Filter the listing below down to the lines containing the word "CHECK".
>>>>
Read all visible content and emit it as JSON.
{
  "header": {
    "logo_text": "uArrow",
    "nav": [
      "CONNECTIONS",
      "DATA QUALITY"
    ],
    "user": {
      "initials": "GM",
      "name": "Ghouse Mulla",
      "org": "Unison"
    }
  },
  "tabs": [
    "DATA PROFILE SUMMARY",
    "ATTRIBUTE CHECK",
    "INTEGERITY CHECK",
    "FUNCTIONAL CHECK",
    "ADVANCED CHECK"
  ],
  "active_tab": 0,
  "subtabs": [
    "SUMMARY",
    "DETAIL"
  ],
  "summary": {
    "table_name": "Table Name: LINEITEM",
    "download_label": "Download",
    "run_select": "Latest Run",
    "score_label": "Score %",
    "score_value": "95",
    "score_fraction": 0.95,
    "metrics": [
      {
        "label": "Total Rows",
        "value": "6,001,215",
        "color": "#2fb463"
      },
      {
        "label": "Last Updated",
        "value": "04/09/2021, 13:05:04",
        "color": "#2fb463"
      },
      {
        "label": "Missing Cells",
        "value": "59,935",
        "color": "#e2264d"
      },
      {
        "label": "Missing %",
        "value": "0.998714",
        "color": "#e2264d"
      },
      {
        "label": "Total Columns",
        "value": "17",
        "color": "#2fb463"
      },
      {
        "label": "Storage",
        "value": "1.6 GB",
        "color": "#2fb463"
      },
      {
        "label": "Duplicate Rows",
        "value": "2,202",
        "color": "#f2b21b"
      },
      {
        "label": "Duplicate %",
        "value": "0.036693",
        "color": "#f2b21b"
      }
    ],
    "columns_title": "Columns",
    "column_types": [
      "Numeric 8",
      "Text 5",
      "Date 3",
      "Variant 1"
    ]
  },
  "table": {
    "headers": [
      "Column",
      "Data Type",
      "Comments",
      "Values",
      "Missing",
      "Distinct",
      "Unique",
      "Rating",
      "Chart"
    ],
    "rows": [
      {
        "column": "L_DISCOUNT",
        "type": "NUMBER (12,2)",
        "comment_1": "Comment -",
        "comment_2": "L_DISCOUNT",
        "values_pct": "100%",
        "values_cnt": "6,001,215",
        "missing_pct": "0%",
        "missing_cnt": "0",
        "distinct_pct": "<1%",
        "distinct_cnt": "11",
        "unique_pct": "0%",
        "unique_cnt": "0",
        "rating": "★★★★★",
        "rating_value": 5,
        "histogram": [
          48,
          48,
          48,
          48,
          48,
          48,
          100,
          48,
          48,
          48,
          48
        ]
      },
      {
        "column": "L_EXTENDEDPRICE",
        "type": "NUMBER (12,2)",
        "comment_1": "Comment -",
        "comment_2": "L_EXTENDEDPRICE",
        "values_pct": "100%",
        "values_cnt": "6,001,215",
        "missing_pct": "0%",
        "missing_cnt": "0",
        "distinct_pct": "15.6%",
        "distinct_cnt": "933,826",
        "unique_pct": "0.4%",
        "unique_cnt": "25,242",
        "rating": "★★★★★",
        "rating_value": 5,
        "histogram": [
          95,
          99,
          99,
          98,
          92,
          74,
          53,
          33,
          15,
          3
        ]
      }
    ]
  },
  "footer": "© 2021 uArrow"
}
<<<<
Task output:
    "ATTRIBUTE CHECK",
    "INTEGERITY CHECK",
    "FUNCTIONAL CHECK",
    "ADVANCED CHECK"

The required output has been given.